A Lighthearted Poem

I decided to work part time as a math tutor at the University of Hawaii Manoa during the spring semester of 2011.  Not only did helping others with math feel rewarding, I knew that it would prove useful in the future as a civil engineer major.  This is a poem of what happened during work one day...

He walked into the tutor room gracefully
Almost as if he glided
I never heard his footsteps
Nor did I feel the vibration of the ground

No one took notice
No one looked up as he made his way to his seat
No one except me

I nervously walked over and asked if he needed help
He looked up at me with kind eyes and said yes
I planted myself into a seat next to him
With an eagerness that shouted my joy

Sharing my knowledge with him was delightful
I was the accomplished wizard
And he the bright apprentice
His natural charm was irresistible
And I was captivated by his spell

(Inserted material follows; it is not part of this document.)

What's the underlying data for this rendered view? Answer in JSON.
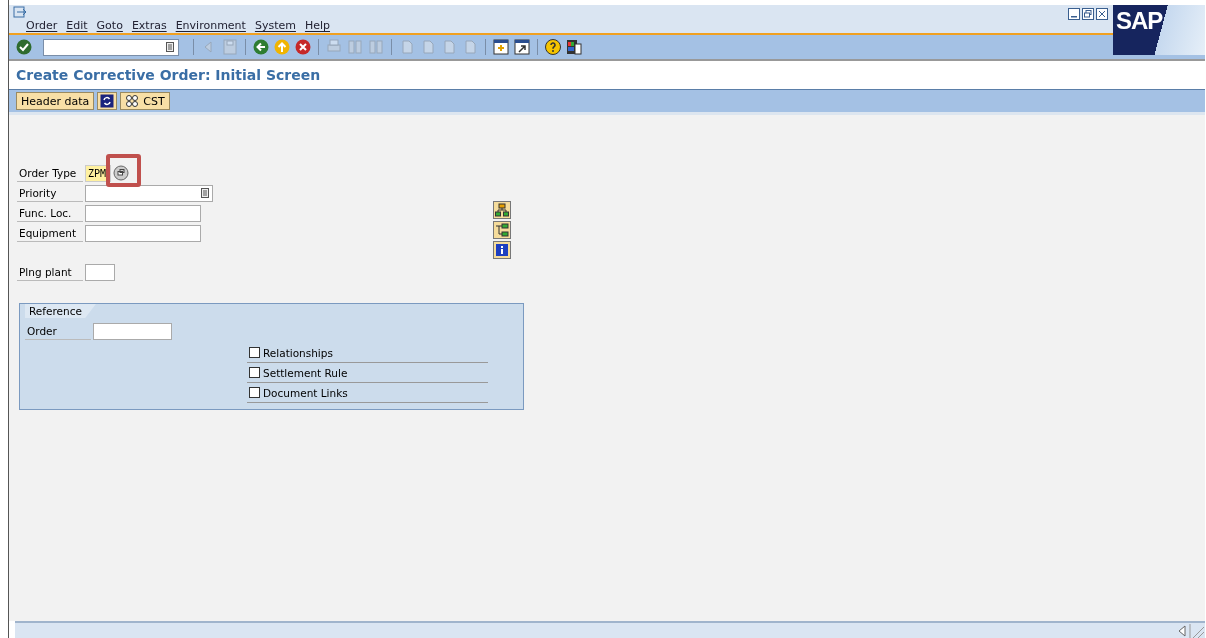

Every now and then
I would allow myself to gaze at him
His handsome smile was enough to light up the room
His voice was enough to keep someone warm on a cold night
His caring eyes were enough to make anyone feel special

As our time together came to an end
My hand softly touched his hand
And his hand embraced mines
Our last and final embrace
Before we parted ways